During my visit to Vietnam this week, I have seen proof of this country’s development all around me – the entrepreneurial spirit in people, vitality in a youthful population, and evidence that the private sector is making a major difference in people’s lives. The energy has been palpable and infectious.
During Doi Moi reforms in the late 1980s, the country’s leaders took bold steps to allow the emergence of private enterprise: agriculture was decollectivized; private land use rights were established; the majority of prices were liberalized; and through the historic Enterprise Law, several restrictions on private sector activity were eliminated. Several state enterprises were turned over to private sector and others partnered with the private capital and diversified ownership. The leaders also opened up the country to international trade and investment and began liberalizing the financial sector.
These bold steps and the strong response from domestic and foreign enterprises has transformed a failing, centrally planned economy into a dynamic market-oriented one.
Vietnam’s reward has been a stunning average growth rate of 7 percent per year between 1991 and 2010. This economic growth has contributed to lifting tens of millions of Vietnamese out of poverty. But that’s not all: The bottom 40 percent of the population has enjoyed an even higher growth rate than the average rate – a 9 percent rise in incomes annually over the last two decades. Prosperity has been broadly shared in Vietnam.
However, despite all of this progress, the economy’s efficiency and productivity has stagnated in the last few years and as a result growth has slowed to around 5 percent. This is not enough to create good jobs in sufficient numbers to continue to improve the prosperity of the majority of Vietnamese. It is also lower than what is needed to allow Vietnam to succeed as a middle-income country and transition to high-income status.
How does Vietnam return to a period of high growth? Vietnam’s future economic success will depend on allocating capital and resources to their most efficient and productive use. It will need to create high-skilled and high-value jobs, cultivate innovation, and then bring that innovation to scale. I believe that one important strategy for resuming rapid growth is to create the right conditions to ensure that the private sector is an engine of innovation and hence productivity and efficiency.

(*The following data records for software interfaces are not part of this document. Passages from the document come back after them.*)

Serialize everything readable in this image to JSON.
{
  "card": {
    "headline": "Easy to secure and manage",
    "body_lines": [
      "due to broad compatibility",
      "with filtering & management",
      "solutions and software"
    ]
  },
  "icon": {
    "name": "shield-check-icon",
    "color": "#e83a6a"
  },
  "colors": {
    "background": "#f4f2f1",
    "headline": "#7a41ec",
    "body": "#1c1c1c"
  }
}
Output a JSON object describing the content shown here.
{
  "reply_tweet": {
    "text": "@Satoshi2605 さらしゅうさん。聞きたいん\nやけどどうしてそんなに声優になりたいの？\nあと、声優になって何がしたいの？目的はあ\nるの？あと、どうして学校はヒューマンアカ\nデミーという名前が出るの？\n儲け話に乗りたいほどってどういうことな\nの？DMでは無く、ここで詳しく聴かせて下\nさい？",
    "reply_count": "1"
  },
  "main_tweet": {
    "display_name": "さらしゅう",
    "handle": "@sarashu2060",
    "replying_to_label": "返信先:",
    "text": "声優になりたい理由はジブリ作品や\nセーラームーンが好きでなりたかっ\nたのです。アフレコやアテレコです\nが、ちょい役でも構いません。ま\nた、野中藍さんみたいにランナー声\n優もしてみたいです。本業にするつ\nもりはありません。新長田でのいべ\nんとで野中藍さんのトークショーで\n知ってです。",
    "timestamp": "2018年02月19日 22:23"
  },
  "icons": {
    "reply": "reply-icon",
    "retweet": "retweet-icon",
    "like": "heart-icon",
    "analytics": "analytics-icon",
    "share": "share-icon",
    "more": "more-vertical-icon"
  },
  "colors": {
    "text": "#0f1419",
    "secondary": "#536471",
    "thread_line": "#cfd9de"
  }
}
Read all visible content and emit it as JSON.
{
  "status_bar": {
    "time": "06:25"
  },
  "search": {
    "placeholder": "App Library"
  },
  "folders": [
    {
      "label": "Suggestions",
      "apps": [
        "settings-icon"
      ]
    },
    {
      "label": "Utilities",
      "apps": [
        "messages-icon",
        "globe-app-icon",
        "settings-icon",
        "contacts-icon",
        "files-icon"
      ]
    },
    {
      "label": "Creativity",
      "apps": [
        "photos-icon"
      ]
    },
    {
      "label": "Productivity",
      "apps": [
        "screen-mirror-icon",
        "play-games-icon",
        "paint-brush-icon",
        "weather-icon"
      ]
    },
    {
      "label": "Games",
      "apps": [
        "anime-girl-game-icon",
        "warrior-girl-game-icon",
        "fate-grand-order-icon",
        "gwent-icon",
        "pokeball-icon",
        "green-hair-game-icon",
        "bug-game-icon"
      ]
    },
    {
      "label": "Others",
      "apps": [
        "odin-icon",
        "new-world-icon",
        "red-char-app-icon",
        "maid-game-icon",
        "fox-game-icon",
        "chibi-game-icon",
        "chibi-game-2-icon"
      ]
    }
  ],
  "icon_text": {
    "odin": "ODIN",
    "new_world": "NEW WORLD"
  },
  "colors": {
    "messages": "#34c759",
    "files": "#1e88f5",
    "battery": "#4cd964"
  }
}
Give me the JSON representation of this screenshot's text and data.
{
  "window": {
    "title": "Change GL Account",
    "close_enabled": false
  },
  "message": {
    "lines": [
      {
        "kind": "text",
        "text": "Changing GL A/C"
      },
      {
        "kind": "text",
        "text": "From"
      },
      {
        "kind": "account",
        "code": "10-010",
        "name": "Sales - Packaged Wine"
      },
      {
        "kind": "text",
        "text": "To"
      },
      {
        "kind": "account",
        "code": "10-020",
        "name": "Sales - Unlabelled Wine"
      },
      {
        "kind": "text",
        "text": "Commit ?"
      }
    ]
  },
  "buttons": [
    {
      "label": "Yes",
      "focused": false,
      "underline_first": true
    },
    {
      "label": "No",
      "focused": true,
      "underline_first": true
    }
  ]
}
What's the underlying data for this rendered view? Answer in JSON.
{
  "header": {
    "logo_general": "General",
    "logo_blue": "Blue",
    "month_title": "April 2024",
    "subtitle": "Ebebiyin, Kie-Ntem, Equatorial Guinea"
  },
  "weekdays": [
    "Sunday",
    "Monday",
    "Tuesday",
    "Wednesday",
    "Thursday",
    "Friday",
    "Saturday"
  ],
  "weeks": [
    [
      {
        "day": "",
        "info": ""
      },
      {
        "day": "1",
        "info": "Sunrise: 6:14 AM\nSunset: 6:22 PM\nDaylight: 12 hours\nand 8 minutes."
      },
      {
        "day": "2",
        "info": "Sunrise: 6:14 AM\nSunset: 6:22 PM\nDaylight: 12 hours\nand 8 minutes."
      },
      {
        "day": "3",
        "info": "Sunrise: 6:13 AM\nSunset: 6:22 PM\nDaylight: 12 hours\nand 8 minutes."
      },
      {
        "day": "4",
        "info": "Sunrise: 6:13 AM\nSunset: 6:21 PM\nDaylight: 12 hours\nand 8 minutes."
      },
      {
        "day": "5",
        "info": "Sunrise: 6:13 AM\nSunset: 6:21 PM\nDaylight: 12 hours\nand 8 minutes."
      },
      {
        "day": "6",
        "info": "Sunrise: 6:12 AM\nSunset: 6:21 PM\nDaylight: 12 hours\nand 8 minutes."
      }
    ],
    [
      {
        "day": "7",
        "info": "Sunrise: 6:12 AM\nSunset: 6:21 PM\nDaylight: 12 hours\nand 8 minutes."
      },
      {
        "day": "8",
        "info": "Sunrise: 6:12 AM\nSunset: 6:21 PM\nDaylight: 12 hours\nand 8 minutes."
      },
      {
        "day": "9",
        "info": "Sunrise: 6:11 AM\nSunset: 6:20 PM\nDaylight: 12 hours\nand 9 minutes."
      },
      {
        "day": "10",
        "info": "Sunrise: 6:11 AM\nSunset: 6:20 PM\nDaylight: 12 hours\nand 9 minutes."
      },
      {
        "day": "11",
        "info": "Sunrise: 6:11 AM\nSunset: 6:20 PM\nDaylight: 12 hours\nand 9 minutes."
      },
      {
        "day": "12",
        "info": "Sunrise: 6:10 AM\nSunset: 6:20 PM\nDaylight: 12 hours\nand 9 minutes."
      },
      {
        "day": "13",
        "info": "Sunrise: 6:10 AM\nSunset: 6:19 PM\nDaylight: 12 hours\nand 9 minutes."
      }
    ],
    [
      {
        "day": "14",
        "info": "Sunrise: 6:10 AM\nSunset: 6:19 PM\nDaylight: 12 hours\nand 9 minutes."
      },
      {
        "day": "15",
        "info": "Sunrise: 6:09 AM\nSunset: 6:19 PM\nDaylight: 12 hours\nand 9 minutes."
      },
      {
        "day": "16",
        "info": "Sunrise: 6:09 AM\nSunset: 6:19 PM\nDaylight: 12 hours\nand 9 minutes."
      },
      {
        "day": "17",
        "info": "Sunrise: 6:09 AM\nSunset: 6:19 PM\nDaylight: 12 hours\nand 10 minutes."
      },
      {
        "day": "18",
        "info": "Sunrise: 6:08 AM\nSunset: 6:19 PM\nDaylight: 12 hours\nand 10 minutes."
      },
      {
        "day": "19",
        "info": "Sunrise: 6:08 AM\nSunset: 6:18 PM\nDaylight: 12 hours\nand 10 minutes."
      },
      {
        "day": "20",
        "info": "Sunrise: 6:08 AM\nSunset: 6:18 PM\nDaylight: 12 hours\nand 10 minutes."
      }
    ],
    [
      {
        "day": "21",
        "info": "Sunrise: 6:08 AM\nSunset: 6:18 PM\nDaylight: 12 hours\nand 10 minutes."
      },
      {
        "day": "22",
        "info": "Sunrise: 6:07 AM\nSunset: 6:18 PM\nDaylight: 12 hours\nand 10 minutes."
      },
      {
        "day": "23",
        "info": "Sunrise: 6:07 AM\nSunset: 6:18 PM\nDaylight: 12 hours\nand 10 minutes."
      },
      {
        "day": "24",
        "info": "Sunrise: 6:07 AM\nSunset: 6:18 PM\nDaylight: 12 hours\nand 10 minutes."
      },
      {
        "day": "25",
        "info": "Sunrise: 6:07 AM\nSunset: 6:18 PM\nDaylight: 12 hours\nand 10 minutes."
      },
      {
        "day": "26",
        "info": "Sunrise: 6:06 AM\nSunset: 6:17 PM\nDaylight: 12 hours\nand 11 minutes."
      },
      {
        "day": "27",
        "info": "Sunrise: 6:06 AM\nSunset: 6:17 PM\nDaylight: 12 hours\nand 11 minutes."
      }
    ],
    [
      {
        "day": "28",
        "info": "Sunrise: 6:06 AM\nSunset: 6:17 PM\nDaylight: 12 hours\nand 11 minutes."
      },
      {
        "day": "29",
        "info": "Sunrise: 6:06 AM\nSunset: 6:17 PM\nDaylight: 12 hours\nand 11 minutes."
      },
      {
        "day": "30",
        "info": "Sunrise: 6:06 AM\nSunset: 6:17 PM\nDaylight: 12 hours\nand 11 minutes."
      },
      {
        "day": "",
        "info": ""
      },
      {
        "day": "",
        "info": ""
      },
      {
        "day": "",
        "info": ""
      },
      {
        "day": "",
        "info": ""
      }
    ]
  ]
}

The private sector in Vietnam is still relatively underdeveloped, and faces major constraints. At the same time, its record to date is significantly more efficient than state-owned enterprises in the use of capital. Estimates by McKinsey, the global management consulting firm, found that with one additional unit of capital the private sector in Vietnam produces three times additional revenue compared to state-owned enterprises.
During my time in Vietnam, I am meeting with the country’s leaders to discuss two options to boost private sector investment.
The first is creating a level playing field for the state-owned and private sectors. The former enjoys monopolies, subsidies, and special access to capital and resources – privileges not available to the private sector. Vietnam can take advantage of regional and global free trade agreements to dismantle these privileges. If it chooses this path, the private sector could thrive and create more good jobs
The second option to boost private sector investment is finding new ways to provide the long term sustainable financing which is currently missing and badly needed for the private sector to grow. Vietnam needs to work toward building new markets for such financing. An important step would be to speed up the resolution of bad debts in the banking sector and the recapitalization of the banking system. But Vietnam will also need to develop a strong non-bank financial sector (bond, securities, pensions and insurance markets) to provide a range of alternative and cheaper sources of financing.
The government of Vietnam and the World Bank Group – including the IFC, our private sector arm - are about to embark on a new initiative to look at how the country can speed up its transformation. This should increase the chances of Vietnam achieving its aspiration of succeeding as a middle-income country and becoming a high-income country within a generation.
Vietnam has a bright future, thanks to its leadership, private sector entrepreneurs, its people, and its geographic location in East Asia’s vibrant economic neighborhood. If it now unleashes the full power and creativity of the private sector, Vietnam’s successes will only grow, and millions of people will have a better chance of getting good jobs and sharing in the country’s growing prosperity.